greeting cards

Recently a friend posted on Facebook about getting a handwritten thank you card and how rare that is. I love getting snail mail. I may well end up being the last person in my group of friends and family to send out paper Christmas cards. I also love writing accessories–pens, stamps, stickers, and address labels. I read an article the other day stating that one of the things you can give up in your 50s to gain freedom is sending out Christmas cards; the writer opined firmly, “No one really wants them any more” – I disagree. I saw another article declaring that cursive handwriting is a dead, unneeded skill. I hope it isn’t true!

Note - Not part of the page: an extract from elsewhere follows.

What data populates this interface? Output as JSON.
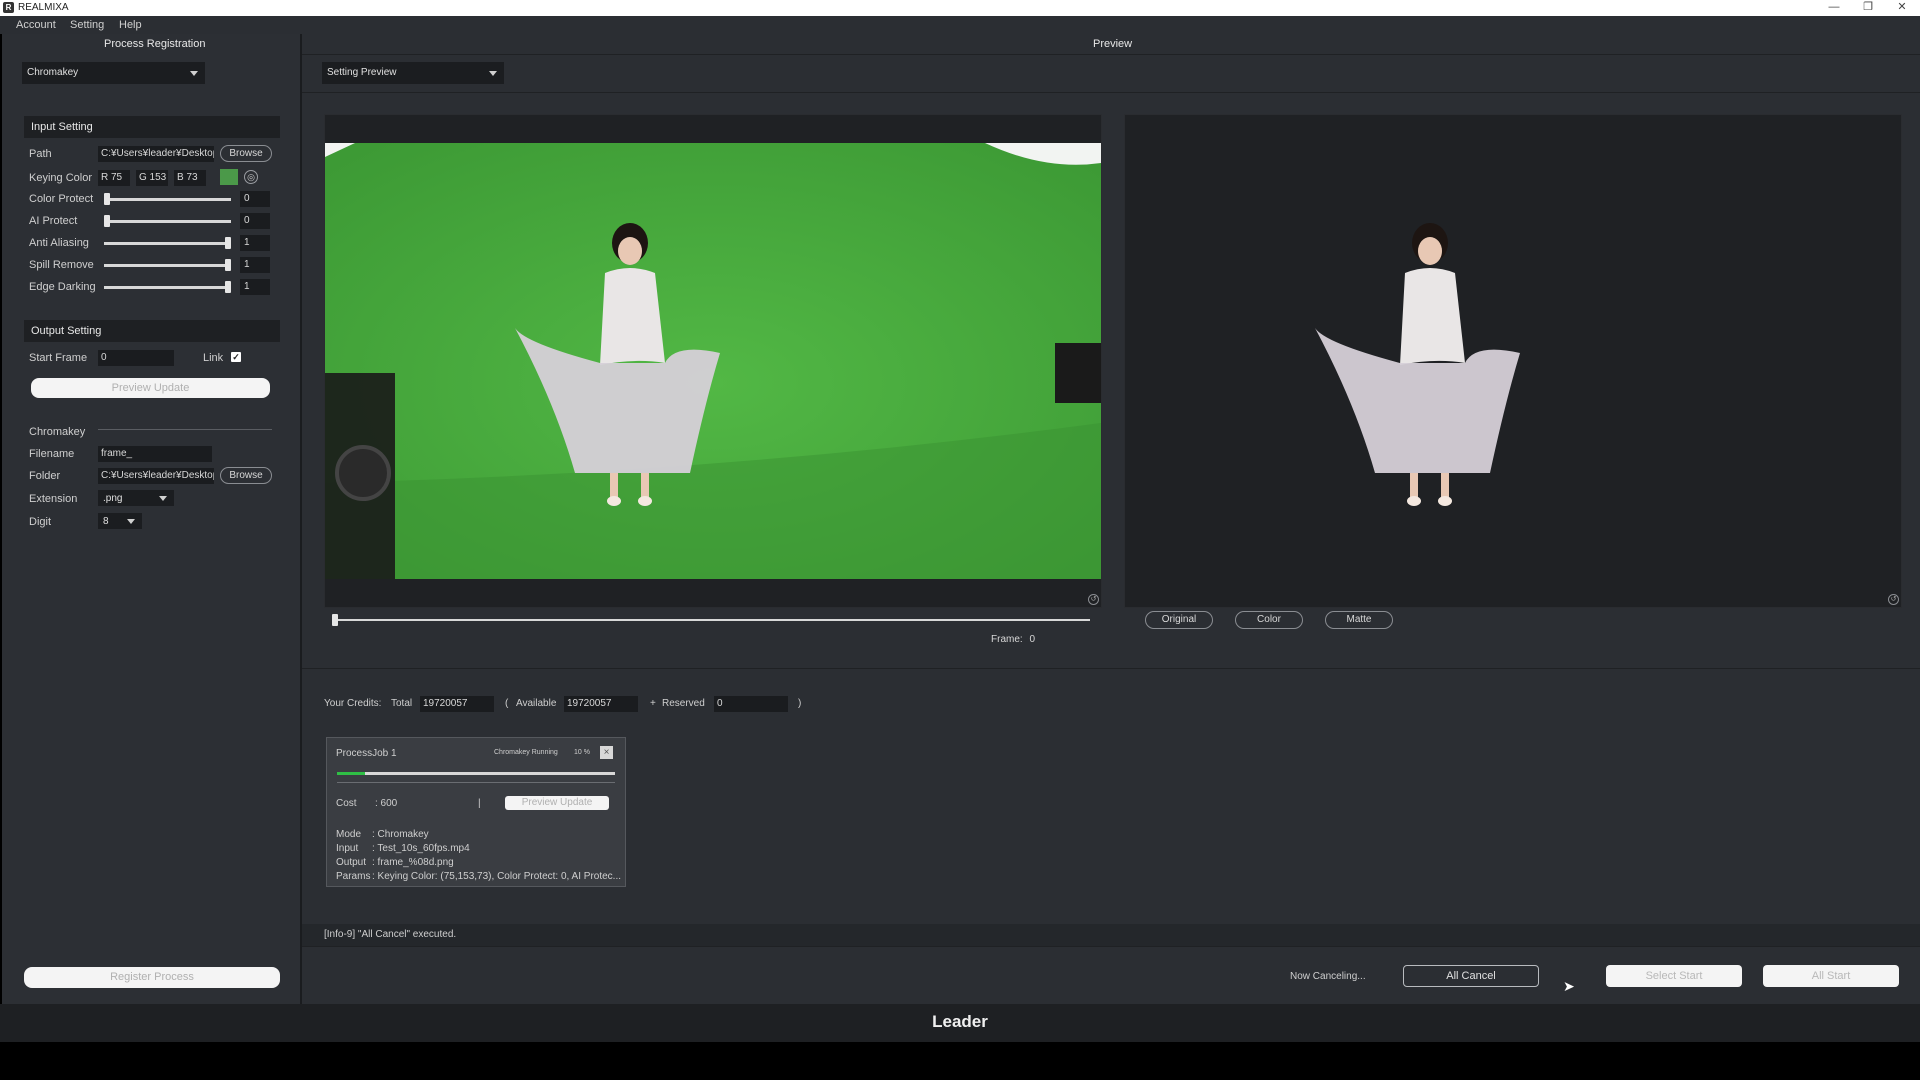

I like Facebook, for the ubiquitous pet pictures and photos of my friends, their grandkids, vacations, etc. And of course e-books are great; the excellent writer Margaret Drabble recently wrote an article in praise of them (5/23 Guardian). But paper books and paper cards are never going out of style as far as I’m concerned. An e-birthday card or greeting is better than none, of course, but don’t you love opening an envelope hand-addressed to you by someone who took the time to choose a card and send it?